[These documents were recently edited. Names and subjects are not yet available for some of the online database records.]
These documents, which cover the years 1883-1940, consist primarily of correspondence from John Vincent Miller (1873-1940) to his older sister, Mina Miller Edison. Other recipients include John's siblings, Theodore and Grace Miller, and his mother, Mary Valinda Miller. There is also one letter by Florence Nichols Miller, whom John married in March 1921. Many of the letters are undated or only partially dated.
Included are several letters from 1894-1896, written while John and Theodore were attending Yale together. In a letter from April 1898, written at the outbreak of the Spanish-American War, John urges Theodore not to join the Army. Ten letters from 1900 discuss John's experiences working for Thomas Edison at the Ortiz Mine in Dolores, New Mexicoa dry placer mill near Santa Fe, where he and two associates, Samuel G. Burn and Cloyd Chapman, were searching for a method for separating gold from base rock. Included is a letter from July 2, 1900, in which John reminiscences about the death of Theodore in Siboney, Cuba, two years earlier. A letter from September 24, 1900, suggests a failed romance between John and Louisa (Lura) Chess, the daughter of a Louisville, Kentucky, businessman.
Most of the remaining letters are from 1908-1919. Some pertain to the physical and mental condition of John's sister, Mary Emily, who suffered a nervous breakdown in 1909. Included are references to Mary's trip to Bermuda in 1910 with her niece Madeleine Edison and her visit to Monhegan Island, Maine, in 1911 where she was under the care of Gertrude Seaton, a nurse she had met at the Battle Creek Sanitarium. Other family-related topics mentioned in the letters include the engagement of Thomas Edison's first cousin, Edith Clarissa Edison, to widower Frank A. Potter in March 1910; the engagement and surprise marriage of Charles Edison and Carolyn Hawkins in March 1918; and John's romantic interest in Elizabeth Rossen, stepdaughter of John Rossen of the United States Shipping Co.

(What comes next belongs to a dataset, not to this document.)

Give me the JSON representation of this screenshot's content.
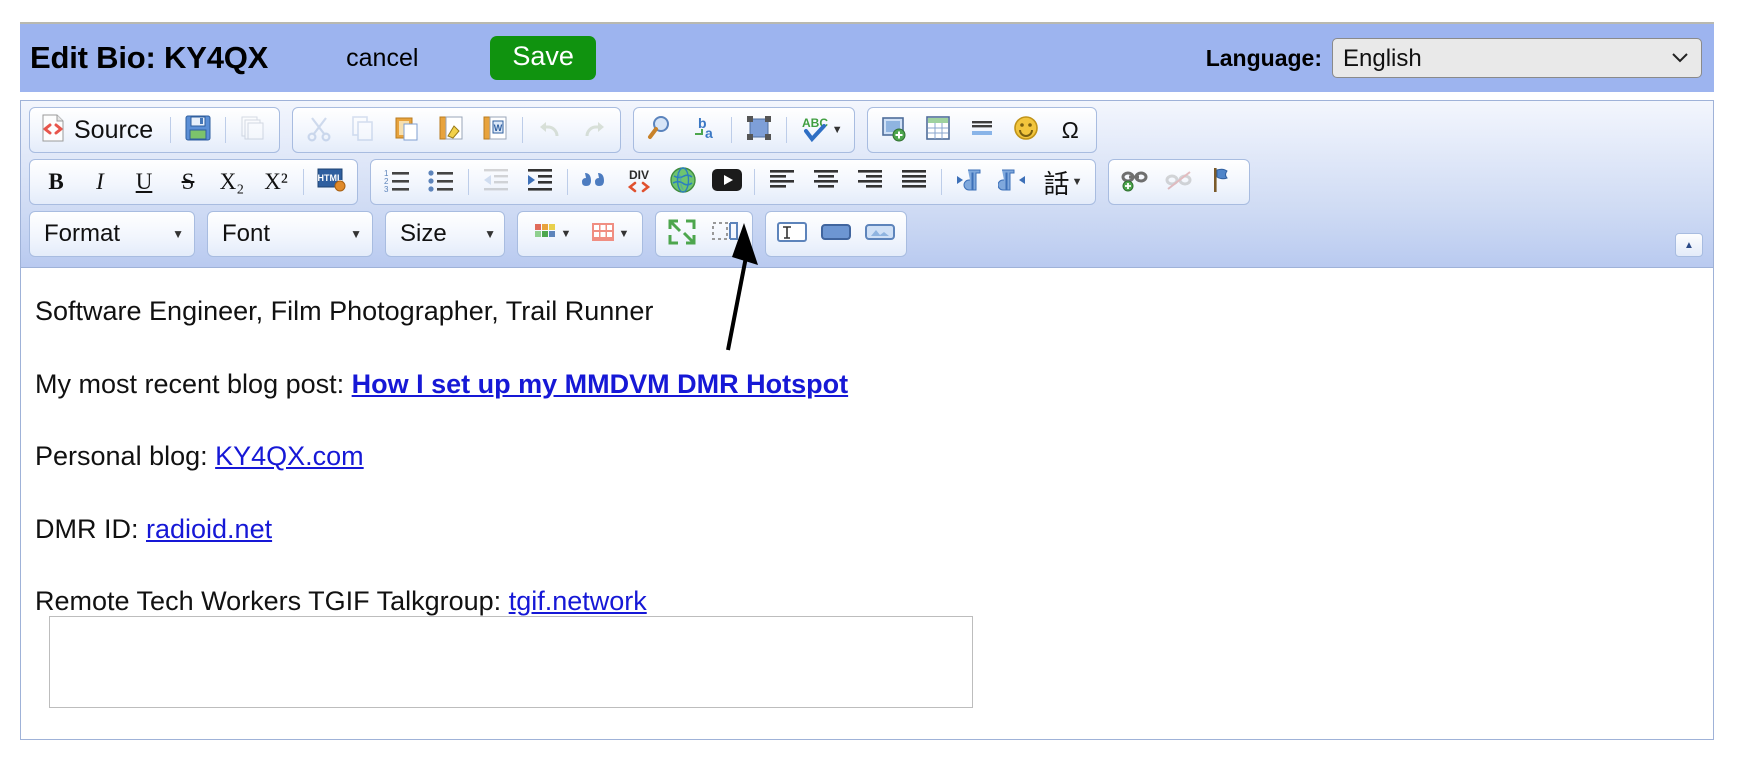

In addition, there are numerous references to the Edison Chemical Works at Silver Lake ("the Lake"), where John served as division manager until 1920, as well as discussion of ongoing renovations at Glenmont, which John superintended while the Edisons were away at Fort Myers, and John's role in the management of the Edison family's finances during their absence. Several letters from 1911 indicate that Mina's mother and her sister Grace stayed for a time at Glenmont while the Edison family was vacationing in Europe. The letters reveal John's active involvement in the affairs of the Orange Methodist Episcopal Church, including his role in the selection of a new minister in 1916 and his participation in the church choir. A letter from April 11, 1919, mentions how a nationwide railroad strike, which began earlier that month, had prevented John from visiting his sister Mary in Scarsdale. In the same letter, John predicts "a show down between union labor & capital" and mentions attending a lecture about labor relations by Sherman Rogers, a former lumberjack who was industrial correspondent for Outlook magazine.
The last seven letters cover the years 1922-1924 and 1935. Included are references to John's daughter Nancy, born in 1922, and his nephew Peter Edison Sloane, born in 1923; his interest in purchasing the home of Edith Edison Potter after her husband's death in 1921; a visit to Glenmont by chemist Ellwood Hendrick in connection with his research on family patriarch Lewis Miller; and Madeleine and John Sloane's participation in the Drama Guild of the Oranges. There are also comments about the precarious financial condition of the City View Storage and Apartment Co., which was leasing the Miller family home in Akron, and about John's involvement in the management Edison Botanical Research Corp., which continued its research for several years after Edison's death.
In addition to the correspondence, there is also a printed obituary of John V. Miller from an unidentified source
Additional correspondence by John V. Miller relating to the death of his brother Theodore, who was fatally wounded during the Battle of San Juan Hill in June 1898, can be found in Miller, Theodore W. -- Death and Funeral.
A few representative samples of The Jumbo, a periodical published by John and Theodore Miller in 1887-1888, can be found here Courtesy of the Chautauqua Institution Archives, Oliver Archive Center